In the same way, count yourselves dead to sin but alive to God in Christ Jesus. Therefore do not let sin reign in your mortal body so that you obey its evil desires. Do not offer any part of yourself to sin as an instrument of wickedness, but rather offer yourselves to God as those who have been brought from death to life; and offer every part of yourself to him as an instrument of righteousness. For sin shall no longer be your master, because you are not under the law, but under grace.
Later on in this letter, Paul will move from the mercies we’ve received from God to the giving of our bodies as a living sacrifice (12:1). He anticipates that move here, using the same language of ‘offering’.
It’s bound up with the flow of the gospel, God’s work of salvation in Christ through his Spirit. Paul impresses on us that our obedience to the first Adam is now gone. We no longer need to be enslaved to the way of life which went with that allegiance, ‘for we know that our old self was crucified with him so that the body ruled by sin might be done away with, that we should no longer be slaves to sin’ (6:6). We have died and risen again in Christ. What is true of him is true of us, however much we might be tempted to think otherwise.
Since salvation involves a recovery of what it means to be truly human, it should come as no surprise that the body is bound up with that restoration. God has saved us – the whole of us. And ‘every part’ of us is offered back to him – hands, feet, eyes, ears, tongue, mouth, and brain. All that we are is put at the disposal of our new master.

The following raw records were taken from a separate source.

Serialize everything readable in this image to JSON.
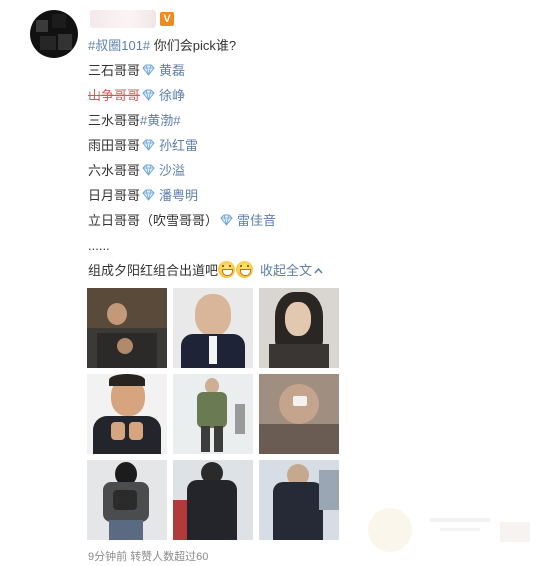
{
  "post": {
    "topic": "#叔圈101#",
    "question": " 你们会pick谁?",
    "lines": [
      {
        "nick": "三石哥哥",
        "name": "黄磊"
      },
      {
        "nick": "山争哥哥",
        "name": "徐峥"
      },
      {
        "nick": "三水哥哥",
        "name": "#黄渤#"
      },
      {
        "nick": "雨田哥哥",
        "name": "孙红雷"
      },
      {
        "nick": "六水哥哥",
        "name": "沙溢"
      },
      {
        "nick": "日月哥哥",
        "name": "潘粤明"
      },
      {
        "nick": "立日哥哥（吹雪哥哥）",
        "name": "雷佳音"
      }
    ],
    "ellipsis": "......",
    "closing": "组成夕阳红组合出道吧",
    "collapse_label": "收起全文"
  },
  "footer": {
    "time": "9分钟前",
    "reposts": "转赞人数超过60"
  },
  "badge": "V",
  "colors": {
    "link": "#5d7fa8",
    "highlight": "#d15a5a",
    "footer_text": "#8a8a8a"
  }
}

It’s tempting to think that God’s interest in our bodies is necessarily restrictive, that God would want to limit our freedom of movement, slap ‘thou shalt not’ post-it notes on every pleasurable activity. And yes, there is a real challenge to note about ears that too quickly listen to the office gossip, eyes that are too easily drawn to images that are titillating at best and degrading at worst, tongues that too hastily put others down, hands that too readily get attached to smart phones and shut out our presence with family members.
But we live in an era of grace, Paul tells us, and we’re able to show a different way of living that flows from God’s generosity towards us. And we do so as embodied people, who have a particular family history, who talk a particular way, who occupy particular places in work and home and church. By God’s design, we live in a world of things we can see and hear, smell and taste. Watch out for the good ones today, and celebrate them as gifts from a gracious God.